#### TASK REQUIREMENTS
Bring together every line in the data that includes "Wyświetlenia".

EXERCISE DATA Start Marker

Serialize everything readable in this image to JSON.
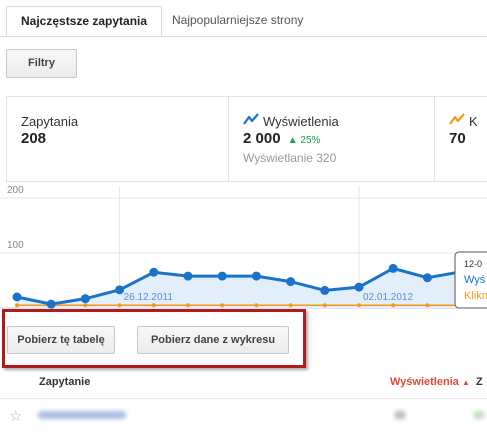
{
  "tabs": {
    "active_label": "Najczęstsze zapytania",
    "inactive_label": "Najpopularniejsze strony"
  },
  "filters_button": "Filtry",
  "metrics": {
    "queries": {
      "label": "Zapytania",
      "value": "208"
    },
    "impressions": {
      "label": "Wyświetlenia",
      "value": "2 000",
      "change": "25%",
      "sub": "Wyświetlanie 320"
    },
    "clicks": {
      "label": "K",
      "value": "70"
    }
  },
  "chart_data": {
    "type": "line",
    "ylim": [
      0,
      200
    ],
    "yticks": [
      "200",
      "100"
    ],
    "x_labels": [
      "26.12.2011",
      "02.01.2012"
    ],
    "series": [
      {
        "name": "Wyświetlenia",
        "color": "#1a73c8",
        "values": [
          20,
          7,
          17,
          33,
          65,
          58,
          58,
          58,
          48,
          32,
          38,
          72,
          55,
          66,
          66
        ]
      },
      {
        "name": "Kliknięcia",
        "color": "#f29b1a",
        "values": [
          5,
          5,
          5,
          5,
          5,
          5,
          5,
          5,
          5,
          5,
          5,
          5,
          5,
          5,
          5
        ]
      }
    ],
    "tooltip": {
      "date": "12-0",
      "line1": "Wyś",
      "line2": "Klikn"
    }
  },
  "download": {
    "table_button": "Pobierz tę tabelę",
    "chart_button": "Pobierz dane z wykresu"
  },
  "table": {
    "col_query": "Zapytanie",
    "col_impressions": "Wyświetlenia",
    "col_third": "Z"
  },
  "colors": {
    "impressions": "#1a73c8",
    "clicks": "#f29b1a",
    "highlight": "#b01c1c",
    "sort": "#dd4b39"
  }
}
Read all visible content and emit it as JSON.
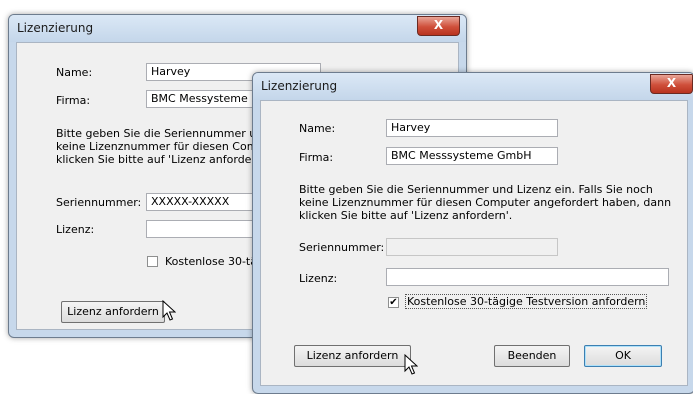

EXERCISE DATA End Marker

#### WRITTEN RESPONSE
      "label": "Wyświetlenia",
        "name": "Wyświetlenia",
    "col_impressions": "Wyświetlenia",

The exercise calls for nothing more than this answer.